[App and web page records]
- - -

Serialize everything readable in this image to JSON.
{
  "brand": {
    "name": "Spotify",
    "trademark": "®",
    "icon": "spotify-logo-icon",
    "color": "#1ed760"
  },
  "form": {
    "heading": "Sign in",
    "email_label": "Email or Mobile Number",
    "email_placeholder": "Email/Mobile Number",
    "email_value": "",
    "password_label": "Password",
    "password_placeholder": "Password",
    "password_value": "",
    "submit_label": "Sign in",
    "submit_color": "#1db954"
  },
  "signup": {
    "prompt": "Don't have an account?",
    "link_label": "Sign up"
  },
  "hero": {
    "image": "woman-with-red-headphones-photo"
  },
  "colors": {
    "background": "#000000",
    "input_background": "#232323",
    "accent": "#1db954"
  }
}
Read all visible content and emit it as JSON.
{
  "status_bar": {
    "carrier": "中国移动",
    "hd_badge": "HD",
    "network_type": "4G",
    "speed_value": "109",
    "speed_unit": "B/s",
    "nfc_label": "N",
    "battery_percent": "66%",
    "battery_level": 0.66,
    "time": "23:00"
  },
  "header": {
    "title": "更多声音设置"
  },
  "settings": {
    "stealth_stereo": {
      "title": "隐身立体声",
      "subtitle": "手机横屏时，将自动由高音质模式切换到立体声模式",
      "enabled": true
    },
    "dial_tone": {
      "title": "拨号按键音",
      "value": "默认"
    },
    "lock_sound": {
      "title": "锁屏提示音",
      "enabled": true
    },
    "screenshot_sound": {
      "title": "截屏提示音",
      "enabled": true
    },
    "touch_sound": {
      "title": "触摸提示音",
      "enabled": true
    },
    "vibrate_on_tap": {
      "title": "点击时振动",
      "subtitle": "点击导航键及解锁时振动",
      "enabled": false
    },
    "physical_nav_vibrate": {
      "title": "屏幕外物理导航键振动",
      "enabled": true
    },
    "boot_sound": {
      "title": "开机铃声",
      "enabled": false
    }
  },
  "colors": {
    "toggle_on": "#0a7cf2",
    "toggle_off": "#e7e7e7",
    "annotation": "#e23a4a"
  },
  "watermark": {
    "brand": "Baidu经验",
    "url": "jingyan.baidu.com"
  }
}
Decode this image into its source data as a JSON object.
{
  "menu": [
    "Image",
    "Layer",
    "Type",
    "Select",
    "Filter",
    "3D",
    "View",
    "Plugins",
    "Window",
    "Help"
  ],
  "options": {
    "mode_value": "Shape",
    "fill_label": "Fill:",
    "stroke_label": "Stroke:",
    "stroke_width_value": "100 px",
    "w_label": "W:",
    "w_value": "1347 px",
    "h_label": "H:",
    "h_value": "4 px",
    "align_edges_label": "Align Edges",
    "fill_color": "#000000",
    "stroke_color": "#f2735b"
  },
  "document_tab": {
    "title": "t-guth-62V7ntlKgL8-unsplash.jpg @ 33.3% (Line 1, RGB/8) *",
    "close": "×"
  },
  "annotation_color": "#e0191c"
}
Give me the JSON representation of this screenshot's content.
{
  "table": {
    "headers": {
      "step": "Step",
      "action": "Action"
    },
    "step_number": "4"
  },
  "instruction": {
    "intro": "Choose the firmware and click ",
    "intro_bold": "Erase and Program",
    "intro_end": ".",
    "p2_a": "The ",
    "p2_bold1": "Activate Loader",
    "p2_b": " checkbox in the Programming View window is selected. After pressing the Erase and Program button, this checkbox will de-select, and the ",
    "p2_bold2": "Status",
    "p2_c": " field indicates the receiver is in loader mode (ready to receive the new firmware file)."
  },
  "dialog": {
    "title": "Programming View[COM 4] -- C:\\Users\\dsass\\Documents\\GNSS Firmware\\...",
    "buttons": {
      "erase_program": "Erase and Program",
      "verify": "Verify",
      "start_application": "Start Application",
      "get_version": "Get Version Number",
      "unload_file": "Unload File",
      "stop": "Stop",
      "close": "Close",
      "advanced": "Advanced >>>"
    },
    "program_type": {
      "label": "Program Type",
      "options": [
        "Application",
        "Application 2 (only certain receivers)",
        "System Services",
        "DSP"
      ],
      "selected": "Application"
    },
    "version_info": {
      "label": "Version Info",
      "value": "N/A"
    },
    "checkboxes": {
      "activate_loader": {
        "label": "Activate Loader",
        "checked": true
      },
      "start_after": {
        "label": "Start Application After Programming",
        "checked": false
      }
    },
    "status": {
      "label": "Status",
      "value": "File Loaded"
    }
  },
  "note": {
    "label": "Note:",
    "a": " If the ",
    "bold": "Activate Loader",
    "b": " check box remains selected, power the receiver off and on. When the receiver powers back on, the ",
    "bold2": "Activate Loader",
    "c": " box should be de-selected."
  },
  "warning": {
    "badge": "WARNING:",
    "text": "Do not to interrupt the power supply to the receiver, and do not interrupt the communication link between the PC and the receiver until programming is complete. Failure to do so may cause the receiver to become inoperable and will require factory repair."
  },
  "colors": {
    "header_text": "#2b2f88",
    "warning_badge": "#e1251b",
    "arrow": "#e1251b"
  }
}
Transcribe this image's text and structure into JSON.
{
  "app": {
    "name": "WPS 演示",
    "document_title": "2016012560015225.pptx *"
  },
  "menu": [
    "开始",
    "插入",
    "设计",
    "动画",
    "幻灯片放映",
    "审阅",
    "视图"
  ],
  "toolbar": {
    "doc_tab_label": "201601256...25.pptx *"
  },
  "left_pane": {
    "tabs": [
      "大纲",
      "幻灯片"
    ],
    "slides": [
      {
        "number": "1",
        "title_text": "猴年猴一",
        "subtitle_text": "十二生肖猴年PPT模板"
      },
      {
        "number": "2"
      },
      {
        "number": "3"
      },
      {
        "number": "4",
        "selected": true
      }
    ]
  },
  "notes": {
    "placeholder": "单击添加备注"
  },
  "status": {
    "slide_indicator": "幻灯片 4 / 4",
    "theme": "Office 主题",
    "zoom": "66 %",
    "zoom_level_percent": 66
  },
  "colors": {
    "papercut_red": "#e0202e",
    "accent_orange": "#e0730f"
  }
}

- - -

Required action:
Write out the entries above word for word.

Answer to this task:
Serialize everything readable in this image to JSON.
{
  "brand": {
    "name": "Spotify",
    "trademark": "®",
    "icon": "spotify-logo-icon",
    "color": "#1ed760"
  },
  "form": {
    "heading": "Sign in",
    "email_label": "Email or Mobile Number",
    "email_placeholder": "Email/Mobile Number",
    "email_value": "",
    "password_label": "Password",
    "password_placeholder": "Password",
    "password_value": "",
    "submit_label": "Sign in",
    "submit_color": "#1db954"
  },
  "signup": {
    "prompt": "Don't have an account?",
    "link_label": "Sign up"
  },
  "hero": {
    "image": "woman-with-red-headphones-photo"
  },
  "colors": {
    "background": "#000000",
    "input_background": "#232323",
    "accent": "#1db954"
  }
}
Read all visible content and emit it as JSON.
{
  "status_bar": {
    "carrier": "中国移动",
    "hd_badge": "HD",
    "network_type": "4G",
    "speed_value": "109",
    "speed_unit": "B/s",
    "nfc_label": "N",
    "battery_percent": "66%",
    "battery_level": 0.66,
    "time": "23:00"
  },
  "header": {
    "title": "更多声音设置"
  },
  "settings": {
    "stealth_stereo": {
      "title": "隐身立体声",
      "subtitle": "手机横屏时，将自动由高音质模式切换到立体声模式",
      "enabled": true
    },
    "dial_tone": {
      "title": "拨号按键音",
      "value": "默认"
    },
    "lock_sound": {
      "title": "锁屏提示音",
      "enabled": true
    },
    "screenshot_sound": {
      "title": "截屏提示音",
      "enabled": true
    },
    "touch_sound": {
      "title": "触摸提示音",
      "enabled": true
    },
    "vibrate_on_tap": {
      "title": "点击时振动",
      "subtitle": "点击导航键及解锁时振动",
      "enabled": false
    },
    "physical_nav_vibrate": {
      "title": "屏幕外物理导航键振动",
      "enabled": true
    },
    "boot_sound": {
      "title": "开机铃声",
      "enabled": false
    }
  },
  "colors": {
    "toggle_on": "#0a7cf2",
    "toggle_off": "#e7e7e7",
    "annotation": "#e23a4a"
  },
  "watermark": {
    "brand": "Baidu经验",
    "url": "jingyan.baidu.com"
  }
}
Decode this image into its source data as a JSON object.
{
  "menu": [
    "Image",
    "Layer",
    "Type",
    "Select",
    "Filter",
    "3D",
    "View",
    "Plugins",
    "Window",
    "Help"
  ],
  "options": {
    "mode_value": "Shape",
    "fill_label": "Fill:",
    "stroke_label": "Stroke:",
    "stroke_width_value": "100 px",
    "w_label": "W:",
    "w_value": "1347 px",
    "h_label": "H:",
    "h_value": "4 px",
    "align_edges_label": "Align Edges",
    "fill_color": "#000000",
    "stroke_color": "#f2735b"
  },
  "document_tab": {
    "title": "t-guth-62V7ntlKgL8-unsplash.jpg @ 33.3% (Line 1, RGB/8) *",
    "close": "×"
  },
  "annotation_color": "#e0191c"
}
Give me the JSON representation of this screenshot's content.
{
  "table": {
    "headers": {
      "step": "Step",
      "action": "Action"
    },
    "step_number": "4"
  },
  "instruction": {
    "intro": "Choose the firmware and click ",
    "intro_bold": "Erase and Program",
    "intro_end": ".",
    "p2_a": "The ",
    "p2_bold1": "Activate Loader",
    "p2_b": " checkbox in the Programming View window is selected. After pressing the Erase and Program button, this checkbox will de-select, and the ",
    "p2_bold2": "Status",
    "p2_c": " field indicates the receiver is in loader mode (ready to receive the new firmware file)."
  },
  "dialog": {
    "title": "Programming View[COM 4] -- C:\\Users\\dsass\\Documents\\GNSS Firmware\\...",
    "buttons": {
      "erase_program": "Erase and Program",
      "verify": "Verify",
      "start_application": "Start Application",
      "get_version": "Get Version Number",
      "unload_file": "Unload File",
      "stop": "Stop",
      "close": "Close",
      "advanced": "Advanced >>>"
    },
    "program_type": {
      "label": "Program Type",
      "options": [
        "Application",
        "Application 2 (only certain receivers)",
        "System Services",
        "DSP"
      ],
      "selected": "Application"
    },
    "version_info": {
      "label": "Version Info",
      "value": "N/A"
    },
    "checkboxes": {
      "activate_loader": {
        "label": "Activate Loader",
        "checked": true
      },
      "start_after": {
        "label": "Start Application After Programming",
        "checked": false
      }
    },
    "status": {
      "label": "Status",
      "value": "File Loaded"
    }
  },
  "note": {
    "label": "Note:",
    "a": " If the ",
    "bold": "Activate Loader",
    "b": " check box remains selected, power the receiver off and on. When the receiver powers back on, the ",
    "bold2": "Activate Loader",
    "c": " box should be de-selected."
  },
  "warning": {
    "badge": "WARNING:",
    "text": "Do not to interrupt the power supply to the receiver, and do not interrupt the communication link between the PC and the receiver until programming is complete. Failure to do so may cause the receiver to become inoperable and will require factory repair."
  },
  "colors": {
    "header_text": "#2b2f88",
    "warning_badge": "#e1251b",
    "arrow": "#e1251b"
  }
}
Transcribe this image's text and structure into JSON.
{
  "app": {
    "name": "WPS 演示",
    "document_title": "2016012560015225.pptx *"
  },
  "menu": [
    "开始",
    "插入",
    "设计",
    "动画",
    "幻灯片放映",
    "审阅",
    "视图"
  ],
  "toolbar": {
    "doc_tab_label": "201601256...25.pptx *"
  },
  "left_pane": {
    "tabs": [
      "大纲",
      "幻灯片"
    ],
    "slides": [
      {
        "number": "1",
        "title_text": "猴年猴一",
        "subtitle_text": "十二生肖猴年PPT模板"
      },
      {
        "number": "2"
      },
      {
        "number": "3"
      },
      {
        "number": "4",
        "selected": true
      }
    ]
  },
  "notes": {
    "placeholder": "单击添加备注"
  },
  "status": {
    "slide_indicator": "幻灯片 4 / 4",
    "theme": "Office 主题",
    "zoom": "66 %",
    "zoom_level_percent": 66
  },
  "colors": {
    "papercut_red": "#e0202e",
    "accent_orange": "#e0730f"
  }
}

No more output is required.